A LOOK AT LA LIGA
It isn't a move that has captured headlines but there are very few transfers that tick as many boxes as Kieran Trippier to Atlético Madrid: the players are happy, the clubs are happy, and the fans should be happy.
It's very rare for a British player to leave the riches and comfort of the Premier League to take a chance on proving his talents in La Liga so Trippier should be applauded for his imagination and ambition.
One or two experts in the British media suggested he'd "slip off the radar" by joining Atlético. Very odd! This must be a different club to the one that's reached the final of a major European trophy five times in the last nine years and finished as runners-up in Spain for the past two seasons.
With Diego Simeone as his manager, it's certainly not going to be a twilight in the Spanish sunshine; in fact, he'll take his fitness to a whole new level.
The same pundit, oh what the heck let's name him, Danny Mills, suggested that Trippier is joining a defensive team. It's true that Atleti do have an excellent defensive reputation but their full-backs are expected to be omnipresent. The man Trippier is replacing, Juanfran, was a winger turned full-back and he was more comfortable on the front than the back foot.
For 20 million euros, Atleti have signed a player who scored in a World Cup semi-final a year ago and took his place in a Champions League final although, by his own admission, he fell short of his standards as last season progressed.
He leaves Tottenham with his head held high.

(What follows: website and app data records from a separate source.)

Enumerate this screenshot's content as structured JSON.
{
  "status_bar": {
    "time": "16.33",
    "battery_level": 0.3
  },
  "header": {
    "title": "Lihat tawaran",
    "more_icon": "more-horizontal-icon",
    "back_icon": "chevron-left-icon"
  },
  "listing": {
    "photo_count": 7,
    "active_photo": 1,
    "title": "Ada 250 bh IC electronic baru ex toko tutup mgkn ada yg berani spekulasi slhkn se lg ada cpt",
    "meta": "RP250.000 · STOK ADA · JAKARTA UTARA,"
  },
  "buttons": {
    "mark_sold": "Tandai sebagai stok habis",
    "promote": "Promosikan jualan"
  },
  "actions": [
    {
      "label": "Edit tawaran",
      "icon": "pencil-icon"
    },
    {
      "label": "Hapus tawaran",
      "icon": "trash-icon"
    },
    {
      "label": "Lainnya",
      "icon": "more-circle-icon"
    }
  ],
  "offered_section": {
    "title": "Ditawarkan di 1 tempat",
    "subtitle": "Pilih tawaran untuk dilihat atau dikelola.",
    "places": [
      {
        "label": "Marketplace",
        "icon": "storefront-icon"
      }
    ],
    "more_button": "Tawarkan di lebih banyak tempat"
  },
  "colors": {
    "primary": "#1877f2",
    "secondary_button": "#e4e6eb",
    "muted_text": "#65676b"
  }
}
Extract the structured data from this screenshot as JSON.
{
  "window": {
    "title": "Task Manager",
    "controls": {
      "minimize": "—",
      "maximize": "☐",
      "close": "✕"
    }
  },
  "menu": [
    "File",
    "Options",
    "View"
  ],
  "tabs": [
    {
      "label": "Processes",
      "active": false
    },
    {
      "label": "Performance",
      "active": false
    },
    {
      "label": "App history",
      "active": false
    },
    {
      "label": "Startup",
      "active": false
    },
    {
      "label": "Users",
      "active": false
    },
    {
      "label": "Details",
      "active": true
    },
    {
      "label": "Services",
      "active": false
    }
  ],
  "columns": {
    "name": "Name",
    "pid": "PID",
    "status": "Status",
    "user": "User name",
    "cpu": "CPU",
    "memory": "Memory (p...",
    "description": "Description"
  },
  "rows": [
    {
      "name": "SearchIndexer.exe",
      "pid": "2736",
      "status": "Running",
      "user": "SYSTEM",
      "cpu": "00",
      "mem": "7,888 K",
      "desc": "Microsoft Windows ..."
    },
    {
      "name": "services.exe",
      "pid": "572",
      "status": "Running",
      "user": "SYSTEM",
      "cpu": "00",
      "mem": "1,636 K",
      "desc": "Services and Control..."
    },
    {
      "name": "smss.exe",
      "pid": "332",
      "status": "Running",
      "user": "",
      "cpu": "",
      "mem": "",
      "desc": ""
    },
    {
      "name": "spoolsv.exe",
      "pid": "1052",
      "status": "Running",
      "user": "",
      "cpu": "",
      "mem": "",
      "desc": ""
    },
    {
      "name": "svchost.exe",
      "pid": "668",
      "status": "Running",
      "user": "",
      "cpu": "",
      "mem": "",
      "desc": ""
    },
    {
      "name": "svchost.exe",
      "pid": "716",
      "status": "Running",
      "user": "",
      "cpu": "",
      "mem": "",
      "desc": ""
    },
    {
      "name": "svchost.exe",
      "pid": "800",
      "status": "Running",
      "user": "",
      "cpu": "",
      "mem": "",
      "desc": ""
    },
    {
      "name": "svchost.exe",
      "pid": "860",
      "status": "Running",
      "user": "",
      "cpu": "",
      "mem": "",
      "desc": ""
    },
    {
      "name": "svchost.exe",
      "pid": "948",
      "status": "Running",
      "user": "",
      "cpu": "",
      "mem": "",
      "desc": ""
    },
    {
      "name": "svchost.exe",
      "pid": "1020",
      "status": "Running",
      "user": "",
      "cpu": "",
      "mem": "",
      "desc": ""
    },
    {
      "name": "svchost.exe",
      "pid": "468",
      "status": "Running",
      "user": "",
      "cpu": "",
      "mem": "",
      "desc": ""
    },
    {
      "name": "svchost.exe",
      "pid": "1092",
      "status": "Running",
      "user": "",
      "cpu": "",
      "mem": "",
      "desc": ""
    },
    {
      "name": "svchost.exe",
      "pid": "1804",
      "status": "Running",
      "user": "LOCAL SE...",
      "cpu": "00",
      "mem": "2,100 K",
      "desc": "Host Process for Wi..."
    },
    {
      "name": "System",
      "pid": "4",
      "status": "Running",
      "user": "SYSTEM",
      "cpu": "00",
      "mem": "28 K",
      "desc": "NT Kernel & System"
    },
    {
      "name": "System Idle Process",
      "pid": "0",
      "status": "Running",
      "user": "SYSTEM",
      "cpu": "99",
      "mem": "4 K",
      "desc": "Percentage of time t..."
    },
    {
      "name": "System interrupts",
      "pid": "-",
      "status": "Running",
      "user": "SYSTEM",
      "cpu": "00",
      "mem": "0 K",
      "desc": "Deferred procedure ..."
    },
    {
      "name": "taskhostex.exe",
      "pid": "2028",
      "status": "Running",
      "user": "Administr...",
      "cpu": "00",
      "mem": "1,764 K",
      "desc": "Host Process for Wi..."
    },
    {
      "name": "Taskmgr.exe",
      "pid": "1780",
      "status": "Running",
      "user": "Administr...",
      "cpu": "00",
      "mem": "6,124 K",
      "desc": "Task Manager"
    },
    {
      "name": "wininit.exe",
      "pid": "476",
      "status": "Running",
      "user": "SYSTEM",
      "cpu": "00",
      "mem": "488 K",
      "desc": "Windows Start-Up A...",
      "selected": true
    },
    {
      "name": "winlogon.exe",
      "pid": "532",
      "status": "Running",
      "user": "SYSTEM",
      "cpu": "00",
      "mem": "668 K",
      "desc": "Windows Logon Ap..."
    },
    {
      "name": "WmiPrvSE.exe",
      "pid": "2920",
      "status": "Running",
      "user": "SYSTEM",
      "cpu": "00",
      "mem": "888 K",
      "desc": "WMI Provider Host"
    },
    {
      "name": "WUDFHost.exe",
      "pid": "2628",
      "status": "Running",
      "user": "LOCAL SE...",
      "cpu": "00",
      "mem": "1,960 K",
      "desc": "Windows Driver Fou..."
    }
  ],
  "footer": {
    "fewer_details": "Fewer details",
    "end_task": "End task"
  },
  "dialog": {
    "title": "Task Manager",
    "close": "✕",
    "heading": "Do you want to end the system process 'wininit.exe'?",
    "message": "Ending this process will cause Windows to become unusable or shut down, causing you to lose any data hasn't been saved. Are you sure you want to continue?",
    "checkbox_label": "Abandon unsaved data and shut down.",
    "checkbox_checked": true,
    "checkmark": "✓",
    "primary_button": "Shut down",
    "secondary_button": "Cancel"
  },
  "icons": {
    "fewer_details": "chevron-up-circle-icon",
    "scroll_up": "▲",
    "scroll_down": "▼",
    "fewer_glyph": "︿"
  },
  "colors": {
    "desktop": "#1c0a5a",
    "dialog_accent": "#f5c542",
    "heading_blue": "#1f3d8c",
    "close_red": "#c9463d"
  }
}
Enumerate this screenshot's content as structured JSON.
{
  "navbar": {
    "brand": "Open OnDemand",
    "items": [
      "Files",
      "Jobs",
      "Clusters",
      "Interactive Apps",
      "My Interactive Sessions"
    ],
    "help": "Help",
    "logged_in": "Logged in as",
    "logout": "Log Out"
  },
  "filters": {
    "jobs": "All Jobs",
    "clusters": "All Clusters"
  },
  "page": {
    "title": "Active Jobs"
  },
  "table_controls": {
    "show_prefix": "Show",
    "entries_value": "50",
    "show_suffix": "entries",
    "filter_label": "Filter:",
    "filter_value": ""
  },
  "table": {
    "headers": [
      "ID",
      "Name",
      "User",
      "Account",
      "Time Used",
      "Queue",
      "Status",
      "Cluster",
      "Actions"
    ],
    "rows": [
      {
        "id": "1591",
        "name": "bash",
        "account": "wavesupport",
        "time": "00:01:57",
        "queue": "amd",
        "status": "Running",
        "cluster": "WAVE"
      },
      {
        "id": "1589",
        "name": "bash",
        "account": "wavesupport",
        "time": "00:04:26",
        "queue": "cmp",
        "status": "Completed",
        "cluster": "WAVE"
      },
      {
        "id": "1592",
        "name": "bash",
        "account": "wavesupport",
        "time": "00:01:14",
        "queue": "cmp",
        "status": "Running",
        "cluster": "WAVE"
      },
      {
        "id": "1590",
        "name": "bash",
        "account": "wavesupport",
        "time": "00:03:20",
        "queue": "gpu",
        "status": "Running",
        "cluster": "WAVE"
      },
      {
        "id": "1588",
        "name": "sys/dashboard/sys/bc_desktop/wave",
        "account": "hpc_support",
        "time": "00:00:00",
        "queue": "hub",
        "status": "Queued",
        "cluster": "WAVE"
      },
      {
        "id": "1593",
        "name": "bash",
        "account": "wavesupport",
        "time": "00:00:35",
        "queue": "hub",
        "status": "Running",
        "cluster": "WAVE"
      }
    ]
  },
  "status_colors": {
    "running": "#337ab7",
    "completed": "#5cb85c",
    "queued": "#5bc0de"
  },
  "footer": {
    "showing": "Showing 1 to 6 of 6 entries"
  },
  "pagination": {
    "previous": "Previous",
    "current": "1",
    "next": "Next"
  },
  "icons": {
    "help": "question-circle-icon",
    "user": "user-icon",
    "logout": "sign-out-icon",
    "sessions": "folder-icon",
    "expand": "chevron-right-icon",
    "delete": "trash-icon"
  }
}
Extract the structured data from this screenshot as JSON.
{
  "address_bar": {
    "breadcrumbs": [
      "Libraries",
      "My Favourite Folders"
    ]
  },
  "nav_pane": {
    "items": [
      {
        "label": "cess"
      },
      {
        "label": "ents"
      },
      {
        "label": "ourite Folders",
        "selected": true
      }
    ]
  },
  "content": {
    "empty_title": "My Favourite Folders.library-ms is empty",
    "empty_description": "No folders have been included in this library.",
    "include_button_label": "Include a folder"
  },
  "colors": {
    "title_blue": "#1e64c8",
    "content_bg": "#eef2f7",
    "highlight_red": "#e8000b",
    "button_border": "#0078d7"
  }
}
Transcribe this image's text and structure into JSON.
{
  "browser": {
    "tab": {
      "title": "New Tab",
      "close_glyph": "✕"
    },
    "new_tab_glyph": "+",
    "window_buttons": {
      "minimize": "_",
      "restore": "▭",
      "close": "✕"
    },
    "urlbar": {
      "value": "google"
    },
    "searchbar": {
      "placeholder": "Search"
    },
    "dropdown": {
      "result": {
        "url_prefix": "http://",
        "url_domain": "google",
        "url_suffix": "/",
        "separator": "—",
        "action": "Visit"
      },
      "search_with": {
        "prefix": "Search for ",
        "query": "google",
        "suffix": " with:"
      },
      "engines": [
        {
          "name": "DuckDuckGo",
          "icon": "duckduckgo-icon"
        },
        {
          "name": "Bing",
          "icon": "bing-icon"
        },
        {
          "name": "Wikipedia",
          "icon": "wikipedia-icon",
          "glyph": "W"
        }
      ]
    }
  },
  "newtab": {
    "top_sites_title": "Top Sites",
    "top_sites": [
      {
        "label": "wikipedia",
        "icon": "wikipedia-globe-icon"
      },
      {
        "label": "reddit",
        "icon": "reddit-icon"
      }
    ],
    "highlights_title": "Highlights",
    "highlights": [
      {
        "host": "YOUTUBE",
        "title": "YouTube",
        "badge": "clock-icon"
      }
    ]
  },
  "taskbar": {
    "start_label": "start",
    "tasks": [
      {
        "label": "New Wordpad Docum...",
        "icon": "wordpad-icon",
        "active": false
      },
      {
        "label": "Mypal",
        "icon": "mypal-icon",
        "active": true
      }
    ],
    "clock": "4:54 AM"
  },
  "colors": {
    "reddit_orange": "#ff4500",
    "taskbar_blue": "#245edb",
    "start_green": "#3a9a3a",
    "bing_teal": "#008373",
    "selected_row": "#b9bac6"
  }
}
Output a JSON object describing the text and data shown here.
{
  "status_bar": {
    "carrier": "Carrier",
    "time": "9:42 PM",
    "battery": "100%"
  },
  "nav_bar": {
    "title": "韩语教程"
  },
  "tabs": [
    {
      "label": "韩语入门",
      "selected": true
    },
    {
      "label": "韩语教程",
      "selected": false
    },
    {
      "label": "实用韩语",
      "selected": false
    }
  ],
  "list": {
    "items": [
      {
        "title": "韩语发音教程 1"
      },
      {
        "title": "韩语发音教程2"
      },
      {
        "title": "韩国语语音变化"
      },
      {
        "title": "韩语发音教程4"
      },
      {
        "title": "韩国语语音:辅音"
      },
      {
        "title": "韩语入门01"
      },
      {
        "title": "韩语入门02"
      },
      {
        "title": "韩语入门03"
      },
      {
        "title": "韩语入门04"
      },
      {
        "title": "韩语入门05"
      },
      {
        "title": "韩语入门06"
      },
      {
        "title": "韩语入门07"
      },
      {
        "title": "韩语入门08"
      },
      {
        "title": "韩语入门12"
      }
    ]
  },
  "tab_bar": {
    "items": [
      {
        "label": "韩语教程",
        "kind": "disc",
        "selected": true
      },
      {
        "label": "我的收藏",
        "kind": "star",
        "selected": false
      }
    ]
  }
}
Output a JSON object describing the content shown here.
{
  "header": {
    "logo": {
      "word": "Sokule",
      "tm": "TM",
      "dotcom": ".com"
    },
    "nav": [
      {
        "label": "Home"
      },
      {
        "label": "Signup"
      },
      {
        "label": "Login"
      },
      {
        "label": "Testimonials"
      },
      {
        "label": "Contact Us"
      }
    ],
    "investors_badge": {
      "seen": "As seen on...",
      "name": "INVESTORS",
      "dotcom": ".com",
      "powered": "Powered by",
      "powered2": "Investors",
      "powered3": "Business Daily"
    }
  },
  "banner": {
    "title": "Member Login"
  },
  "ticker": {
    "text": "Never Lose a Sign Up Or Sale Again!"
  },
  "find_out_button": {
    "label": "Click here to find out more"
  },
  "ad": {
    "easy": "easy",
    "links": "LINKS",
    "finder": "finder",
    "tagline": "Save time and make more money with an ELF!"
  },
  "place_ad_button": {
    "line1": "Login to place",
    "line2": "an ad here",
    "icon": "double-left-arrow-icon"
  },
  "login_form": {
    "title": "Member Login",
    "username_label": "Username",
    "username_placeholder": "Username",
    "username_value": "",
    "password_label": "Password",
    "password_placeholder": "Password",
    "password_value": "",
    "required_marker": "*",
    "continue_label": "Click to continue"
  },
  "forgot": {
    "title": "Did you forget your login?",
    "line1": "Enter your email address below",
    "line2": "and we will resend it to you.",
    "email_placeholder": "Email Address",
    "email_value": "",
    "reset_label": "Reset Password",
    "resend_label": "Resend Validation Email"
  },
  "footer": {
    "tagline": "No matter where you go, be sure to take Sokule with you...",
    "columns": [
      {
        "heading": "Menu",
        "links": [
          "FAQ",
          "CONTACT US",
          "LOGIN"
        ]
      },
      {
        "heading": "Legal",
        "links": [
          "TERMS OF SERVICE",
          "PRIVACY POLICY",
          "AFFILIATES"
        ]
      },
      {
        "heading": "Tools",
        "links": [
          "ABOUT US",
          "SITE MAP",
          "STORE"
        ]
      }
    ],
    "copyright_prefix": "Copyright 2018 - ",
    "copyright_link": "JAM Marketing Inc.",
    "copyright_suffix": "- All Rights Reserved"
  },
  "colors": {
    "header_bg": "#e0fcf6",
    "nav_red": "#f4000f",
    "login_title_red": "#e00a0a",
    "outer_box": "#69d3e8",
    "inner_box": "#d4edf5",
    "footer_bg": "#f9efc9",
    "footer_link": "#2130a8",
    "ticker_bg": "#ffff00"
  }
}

The London club clearly have a model that balances age and ability. They've weighed up that Trippier is 28 and they'd have better value investing in a younger talent.
Trippier doesn't exactly have a long list of British players to match is recent years. Steve McManaman stands out for his achievements at Real Madrid, yet Michael Owen, David Beckham and certainly Jonathan Woodgate wouldn't make the Hall of Fame. Jermaine Pennant is only famous for forgetting he'd parked his car at the airport when he headed to Spain and Stan Collymore did a runner from Real Oviedo.
Arguably the best example of a player transitioning from England to Spain was Vinny Samways. Back home, he was regarded as a lightweight midfielder, but in Las Palmas he will be remembered as a hatchet man.
Good luck to Trippier, his journey hasn't been easy. If all had gone according to plan, he would have graduated from the Manchester City Academy to the first team but injury and a new level of recruit prevented that. He relaunched himself at Burnley where his energy and ability to create goals helped promote and then keep the Lancastrians in the Premier League.
At Tottenham, he needed to prove himself and his form rightly won him an England place. Now he's packed his bags and it's a new adventure in the Spanish capital.
Just make sure you have your running shoes packed up, Kieran!